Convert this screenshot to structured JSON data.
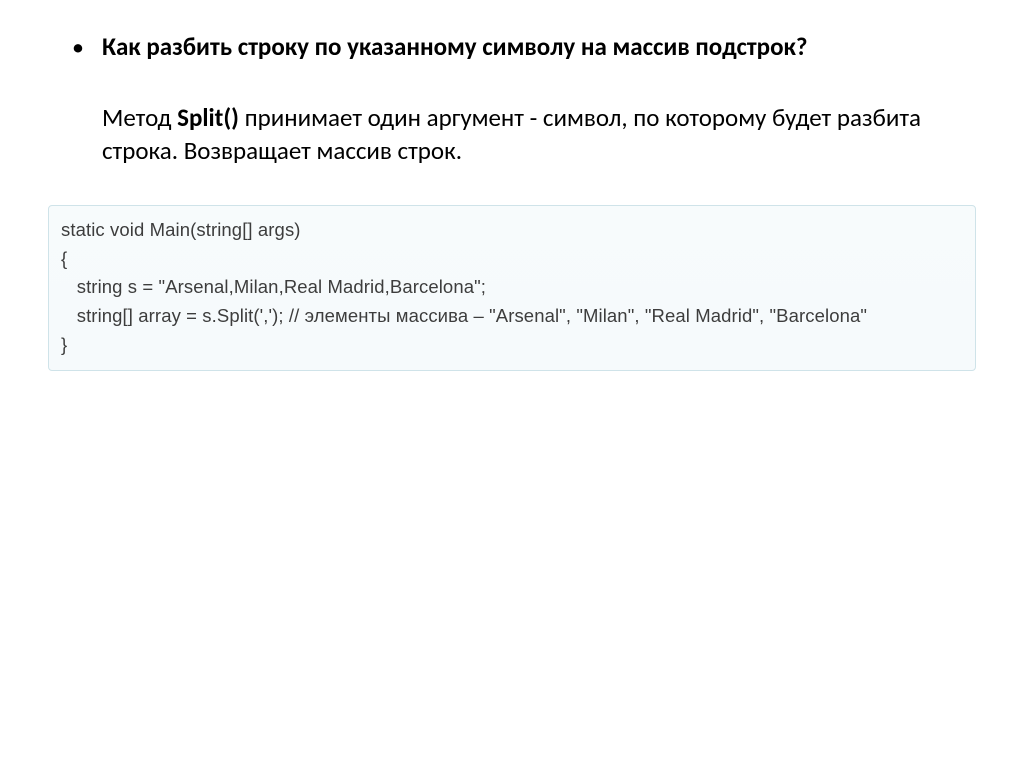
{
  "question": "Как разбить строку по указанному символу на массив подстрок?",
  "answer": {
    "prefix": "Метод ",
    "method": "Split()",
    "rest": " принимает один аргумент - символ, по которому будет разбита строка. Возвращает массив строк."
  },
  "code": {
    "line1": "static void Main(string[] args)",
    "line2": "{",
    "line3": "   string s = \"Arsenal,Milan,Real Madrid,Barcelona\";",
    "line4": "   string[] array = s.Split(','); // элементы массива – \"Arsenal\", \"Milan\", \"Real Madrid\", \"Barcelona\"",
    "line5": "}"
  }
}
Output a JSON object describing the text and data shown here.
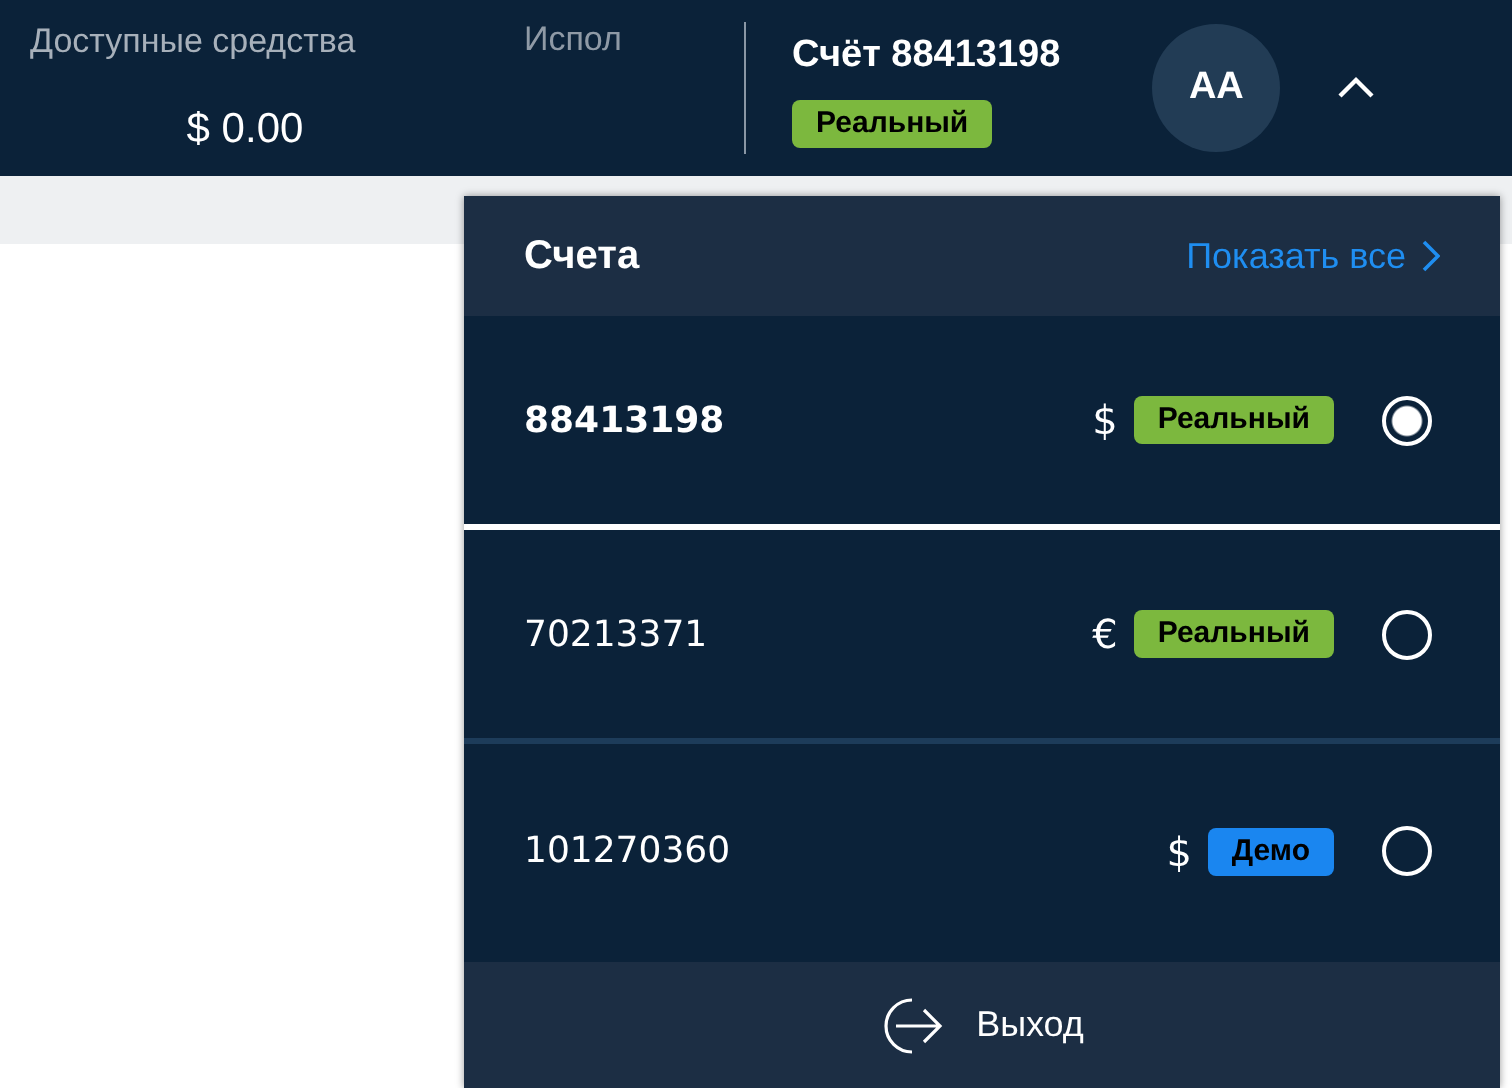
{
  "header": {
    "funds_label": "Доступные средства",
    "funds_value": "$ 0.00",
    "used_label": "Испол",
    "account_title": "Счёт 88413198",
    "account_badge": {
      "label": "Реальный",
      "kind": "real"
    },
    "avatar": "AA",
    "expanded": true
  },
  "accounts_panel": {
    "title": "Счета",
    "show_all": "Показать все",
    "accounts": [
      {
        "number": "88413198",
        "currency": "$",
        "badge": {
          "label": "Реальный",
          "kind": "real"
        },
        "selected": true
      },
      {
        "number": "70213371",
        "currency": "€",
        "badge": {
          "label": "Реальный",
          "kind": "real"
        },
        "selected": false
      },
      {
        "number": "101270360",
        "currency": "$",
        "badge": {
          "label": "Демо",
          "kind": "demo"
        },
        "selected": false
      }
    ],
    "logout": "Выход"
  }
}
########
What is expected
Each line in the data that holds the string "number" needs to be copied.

Result of this exercise
        "number": "88413198",
        "number": "70213371",
        "number": "101270360",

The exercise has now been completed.